  • Alzheimer's disease and dementia: One of Crankshaft's friends, Ralph, has a spouse who no longer recognizes him. A neighbor, Lucy McKenzie, also exhibited symptoms and moved to a nursing home. The character died in the March 7th, 2009 strip.
  • Access to higher education among the poor: Crankshaft recognized that the students on his bus route would never better themselves if they didn't attend college, yet they were too poor to do so. Therefore, Crankshaft sold an extensive collection of movie posters to set up a fund so they could attend college after graduation. However, he never bothered to invest the money, so the students could only attend one semester. In the June 29, 2011, strip, it is revealed that all the "roughriders" he sent to one semester of college have graduated, and since Crankshaft couldn't attend all their graduations, they brought the graduation to his porch.
  • Recent history: The anniversary of the May 4, 1970, shooting and killing of Kent State University students by Ohio National Guard troops was commemorated through flashbacks of Pam and Jeff's involvement. It is also revealed that Crankshaft fought in the Battle of Normandy.
  • Rape: Crankshaft became the subject of some degree of controversy when Batiuk wrote a cartoon that some readers and editors thought trivialized rape by saying that only young, attractive women need to fear sexual assault, implying that rape was in some sense a compliment.[5] It was pulled from publication in at least one paper.[6]

Crankshaft often features flashback scenes involving Ed (or one of his friends) as a younger individual.

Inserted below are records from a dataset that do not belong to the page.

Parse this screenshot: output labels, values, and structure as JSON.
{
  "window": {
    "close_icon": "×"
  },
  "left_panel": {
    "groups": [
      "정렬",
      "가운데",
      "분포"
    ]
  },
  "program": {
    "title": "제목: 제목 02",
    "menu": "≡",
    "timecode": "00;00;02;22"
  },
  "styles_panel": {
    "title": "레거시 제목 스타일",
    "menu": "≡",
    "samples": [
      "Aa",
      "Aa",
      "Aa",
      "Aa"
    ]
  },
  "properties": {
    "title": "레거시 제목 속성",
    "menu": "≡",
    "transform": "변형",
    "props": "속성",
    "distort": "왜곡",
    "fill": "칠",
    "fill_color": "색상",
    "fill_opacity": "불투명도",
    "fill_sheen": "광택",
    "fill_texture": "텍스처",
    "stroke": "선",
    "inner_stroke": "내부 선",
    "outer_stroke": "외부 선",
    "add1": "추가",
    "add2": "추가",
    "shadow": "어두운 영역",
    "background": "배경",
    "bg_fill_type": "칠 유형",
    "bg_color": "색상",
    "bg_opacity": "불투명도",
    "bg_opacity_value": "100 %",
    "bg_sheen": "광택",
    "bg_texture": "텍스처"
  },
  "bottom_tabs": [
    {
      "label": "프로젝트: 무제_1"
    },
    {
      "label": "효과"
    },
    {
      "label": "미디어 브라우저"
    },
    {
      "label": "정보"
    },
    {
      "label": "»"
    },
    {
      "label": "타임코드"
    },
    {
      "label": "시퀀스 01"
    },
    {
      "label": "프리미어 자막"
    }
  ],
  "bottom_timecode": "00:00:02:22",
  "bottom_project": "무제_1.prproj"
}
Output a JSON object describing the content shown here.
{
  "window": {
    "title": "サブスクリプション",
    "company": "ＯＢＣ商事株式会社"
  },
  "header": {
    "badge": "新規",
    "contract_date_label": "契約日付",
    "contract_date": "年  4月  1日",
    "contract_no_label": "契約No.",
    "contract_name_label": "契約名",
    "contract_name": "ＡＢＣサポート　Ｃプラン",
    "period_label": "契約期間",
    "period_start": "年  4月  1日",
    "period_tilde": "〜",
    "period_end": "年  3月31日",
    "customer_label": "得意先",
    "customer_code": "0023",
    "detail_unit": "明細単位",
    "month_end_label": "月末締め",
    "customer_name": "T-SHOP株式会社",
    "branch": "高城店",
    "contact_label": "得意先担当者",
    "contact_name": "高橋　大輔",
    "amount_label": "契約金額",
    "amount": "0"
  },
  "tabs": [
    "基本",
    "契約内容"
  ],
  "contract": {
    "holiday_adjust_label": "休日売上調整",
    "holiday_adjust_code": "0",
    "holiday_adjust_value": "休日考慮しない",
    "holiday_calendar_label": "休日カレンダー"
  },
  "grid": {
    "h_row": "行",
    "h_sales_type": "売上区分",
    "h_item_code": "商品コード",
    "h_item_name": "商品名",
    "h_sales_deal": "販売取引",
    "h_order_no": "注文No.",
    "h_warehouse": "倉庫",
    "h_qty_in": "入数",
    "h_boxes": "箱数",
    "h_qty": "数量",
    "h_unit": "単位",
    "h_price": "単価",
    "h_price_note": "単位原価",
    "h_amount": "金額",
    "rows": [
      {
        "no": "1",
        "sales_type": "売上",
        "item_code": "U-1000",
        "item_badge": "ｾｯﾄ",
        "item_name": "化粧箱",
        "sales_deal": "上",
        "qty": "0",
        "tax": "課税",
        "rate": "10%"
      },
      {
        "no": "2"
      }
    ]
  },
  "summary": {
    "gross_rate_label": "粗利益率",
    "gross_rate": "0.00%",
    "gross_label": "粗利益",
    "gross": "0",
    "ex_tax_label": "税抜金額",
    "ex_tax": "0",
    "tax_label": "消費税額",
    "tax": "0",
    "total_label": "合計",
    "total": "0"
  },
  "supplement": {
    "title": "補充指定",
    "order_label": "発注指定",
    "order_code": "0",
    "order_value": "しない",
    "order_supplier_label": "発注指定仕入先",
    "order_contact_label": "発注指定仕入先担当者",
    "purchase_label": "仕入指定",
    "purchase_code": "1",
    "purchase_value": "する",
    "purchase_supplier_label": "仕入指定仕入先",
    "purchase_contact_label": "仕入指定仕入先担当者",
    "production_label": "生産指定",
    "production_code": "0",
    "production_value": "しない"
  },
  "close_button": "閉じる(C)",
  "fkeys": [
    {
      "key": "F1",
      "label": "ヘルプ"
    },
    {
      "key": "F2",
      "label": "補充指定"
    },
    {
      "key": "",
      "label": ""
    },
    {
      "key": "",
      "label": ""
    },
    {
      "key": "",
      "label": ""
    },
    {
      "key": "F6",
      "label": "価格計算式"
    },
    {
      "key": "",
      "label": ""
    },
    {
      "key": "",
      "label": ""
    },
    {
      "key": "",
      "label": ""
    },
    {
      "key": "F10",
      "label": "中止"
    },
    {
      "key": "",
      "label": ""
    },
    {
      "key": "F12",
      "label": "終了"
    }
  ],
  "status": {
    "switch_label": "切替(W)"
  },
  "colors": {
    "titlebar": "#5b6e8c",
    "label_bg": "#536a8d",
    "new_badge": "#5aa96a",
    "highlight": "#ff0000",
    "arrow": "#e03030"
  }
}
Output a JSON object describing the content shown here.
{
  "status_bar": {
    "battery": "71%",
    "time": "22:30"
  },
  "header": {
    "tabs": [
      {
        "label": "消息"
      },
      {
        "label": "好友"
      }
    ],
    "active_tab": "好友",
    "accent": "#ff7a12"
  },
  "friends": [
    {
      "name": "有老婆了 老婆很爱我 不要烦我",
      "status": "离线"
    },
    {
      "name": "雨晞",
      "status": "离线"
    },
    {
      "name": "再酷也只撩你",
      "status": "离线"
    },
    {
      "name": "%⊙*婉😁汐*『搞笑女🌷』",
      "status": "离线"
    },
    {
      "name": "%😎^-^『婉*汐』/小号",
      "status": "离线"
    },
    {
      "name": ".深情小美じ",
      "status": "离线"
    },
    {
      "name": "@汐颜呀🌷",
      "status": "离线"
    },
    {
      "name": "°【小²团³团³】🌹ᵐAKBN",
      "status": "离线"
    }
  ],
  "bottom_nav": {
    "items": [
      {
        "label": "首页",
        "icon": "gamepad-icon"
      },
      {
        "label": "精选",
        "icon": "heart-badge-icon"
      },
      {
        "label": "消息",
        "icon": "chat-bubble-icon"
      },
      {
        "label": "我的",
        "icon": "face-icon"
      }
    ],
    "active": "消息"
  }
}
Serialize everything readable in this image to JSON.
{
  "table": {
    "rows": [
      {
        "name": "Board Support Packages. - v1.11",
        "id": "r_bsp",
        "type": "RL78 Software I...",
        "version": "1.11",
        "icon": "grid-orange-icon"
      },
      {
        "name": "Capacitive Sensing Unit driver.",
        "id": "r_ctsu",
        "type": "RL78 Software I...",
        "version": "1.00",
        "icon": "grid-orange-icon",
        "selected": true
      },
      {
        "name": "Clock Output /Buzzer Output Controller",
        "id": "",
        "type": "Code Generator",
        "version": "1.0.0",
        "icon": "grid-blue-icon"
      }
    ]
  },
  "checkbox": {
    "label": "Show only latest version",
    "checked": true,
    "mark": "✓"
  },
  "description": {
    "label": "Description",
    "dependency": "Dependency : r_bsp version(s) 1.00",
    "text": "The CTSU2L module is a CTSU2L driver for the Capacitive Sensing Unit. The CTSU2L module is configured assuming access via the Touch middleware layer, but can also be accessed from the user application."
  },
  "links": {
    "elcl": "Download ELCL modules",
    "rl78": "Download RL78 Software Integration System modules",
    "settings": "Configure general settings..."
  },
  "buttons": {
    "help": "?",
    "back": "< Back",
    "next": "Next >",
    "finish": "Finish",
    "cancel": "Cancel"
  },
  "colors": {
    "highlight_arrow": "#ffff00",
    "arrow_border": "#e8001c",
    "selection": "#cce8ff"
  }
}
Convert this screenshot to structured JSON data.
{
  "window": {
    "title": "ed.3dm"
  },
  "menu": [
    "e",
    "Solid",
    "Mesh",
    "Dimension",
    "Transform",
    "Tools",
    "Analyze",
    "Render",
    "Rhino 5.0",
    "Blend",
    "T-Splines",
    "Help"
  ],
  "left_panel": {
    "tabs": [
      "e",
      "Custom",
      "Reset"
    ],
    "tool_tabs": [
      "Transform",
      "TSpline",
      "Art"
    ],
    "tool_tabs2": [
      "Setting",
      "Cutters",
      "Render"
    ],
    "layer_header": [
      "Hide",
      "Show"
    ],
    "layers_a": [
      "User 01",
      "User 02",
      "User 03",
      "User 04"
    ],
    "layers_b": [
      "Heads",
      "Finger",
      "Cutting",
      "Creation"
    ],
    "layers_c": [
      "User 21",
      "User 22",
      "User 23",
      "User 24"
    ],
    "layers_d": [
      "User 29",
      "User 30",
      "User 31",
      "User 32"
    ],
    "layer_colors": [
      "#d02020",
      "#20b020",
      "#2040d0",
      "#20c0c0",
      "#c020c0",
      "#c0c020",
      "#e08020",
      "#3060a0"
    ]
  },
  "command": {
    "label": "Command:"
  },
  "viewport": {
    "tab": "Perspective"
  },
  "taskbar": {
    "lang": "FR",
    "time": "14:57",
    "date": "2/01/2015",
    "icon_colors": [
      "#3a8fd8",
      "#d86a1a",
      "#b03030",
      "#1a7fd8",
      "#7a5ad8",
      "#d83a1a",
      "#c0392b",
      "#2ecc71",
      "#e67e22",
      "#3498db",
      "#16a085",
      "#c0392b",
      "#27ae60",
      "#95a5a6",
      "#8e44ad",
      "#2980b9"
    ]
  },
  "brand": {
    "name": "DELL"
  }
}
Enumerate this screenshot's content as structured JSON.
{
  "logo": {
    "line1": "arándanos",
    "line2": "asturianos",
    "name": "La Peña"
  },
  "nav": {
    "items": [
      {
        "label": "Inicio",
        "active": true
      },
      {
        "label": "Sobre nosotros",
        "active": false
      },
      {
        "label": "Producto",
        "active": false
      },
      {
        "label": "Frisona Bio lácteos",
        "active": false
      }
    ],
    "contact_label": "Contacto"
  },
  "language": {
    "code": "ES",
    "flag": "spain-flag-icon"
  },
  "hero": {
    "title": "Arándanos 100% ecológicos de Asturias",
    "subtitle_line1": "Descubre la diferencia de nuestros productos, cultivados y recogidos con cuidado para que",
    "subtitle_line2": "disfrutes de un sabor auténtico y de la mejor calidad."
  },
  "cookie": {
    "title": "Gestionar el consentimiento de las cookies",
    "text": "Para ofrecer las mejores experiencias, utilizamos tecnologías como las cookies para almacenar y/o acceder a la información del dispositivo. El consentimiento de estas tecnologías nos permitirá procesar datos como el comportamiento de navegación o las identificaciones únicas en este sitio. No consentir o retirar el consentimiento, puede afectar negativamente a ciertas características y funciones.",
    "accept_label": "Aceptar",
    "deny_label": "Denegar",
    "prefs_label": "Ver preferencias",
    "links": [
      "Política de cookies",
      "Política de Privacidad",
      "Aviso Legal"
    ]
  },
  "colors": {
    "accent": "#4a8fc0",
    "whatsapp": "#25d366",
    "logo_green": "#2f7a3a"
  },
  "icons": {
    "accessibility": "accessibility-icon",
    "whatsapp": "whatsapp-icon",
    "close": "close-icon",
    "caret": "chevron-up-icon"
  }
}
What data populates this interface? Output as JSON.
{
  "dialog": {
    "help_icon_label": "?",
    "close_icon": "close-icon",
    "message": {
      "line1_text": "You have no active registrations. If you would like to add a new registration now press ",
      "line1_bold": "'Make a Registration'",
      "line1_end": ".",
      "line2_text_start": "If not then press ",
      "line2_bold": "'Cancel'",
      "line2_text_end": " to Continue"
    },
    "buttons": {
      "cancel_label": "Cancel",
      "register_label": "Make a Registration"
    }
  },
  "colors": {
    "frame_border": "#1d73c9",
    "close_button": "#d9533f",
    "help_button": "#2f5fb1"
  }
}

Between Thanksgiving and Christmas of 2005, flashback scenes were used extensively in a storyline that had Ed and several of his war buddies visiting the World War II Memorial in Washington, DC.

Daily strips commencing July 20, 2009, appear to show Ed Crankshaft in a state of grave decline, his life flashing before his eyes as he attends a Little League baseball game. This narrative development was immediately preceded by the death of Tom Batiuk's father, Martin.[7] It was later revealed to be a fast forward, and the strip went back to more familiar adventures the next week.

References[edit]

  1. ^ Biliczky, Carol (March 27, 2012). "Kent State unveils mural by Funky Winkerbean creators". Akron Beacon Journal (Akron, OH). Retrieved March 28, 2012. 
  2. ^ a b c d e f g h i j k l m n o "About Crankshaft". DailyINK. Retrieved 2013-11-08. 
  3. ^ Tom Batiuk & Chuck Ayers (2013-08-28). "Crankshaft". King Features Syndicate. Retrieved 2013-11-08. 
  4. ^ http://www.chron.com/apps/comics/showComick.mpl?date=20101114&name=Crankshaft
  5. ^ E & P staff. (2007). "'Crankshaft' Comic Criticized for Implying Older Women Are in Less Danger of Being Assaulted". Editor & Publisher. Retrieved October 30, 2007.
  6. ^ Rieckman, Stew. (2007). "Crankshaft crossed the line so we gave him time out". The Oshkosh Northwestern. Retrieved October 30, 2007.
  7. ^ Elyria Chronicle Telegram obituaries 16 Jul 2009

External links[edit]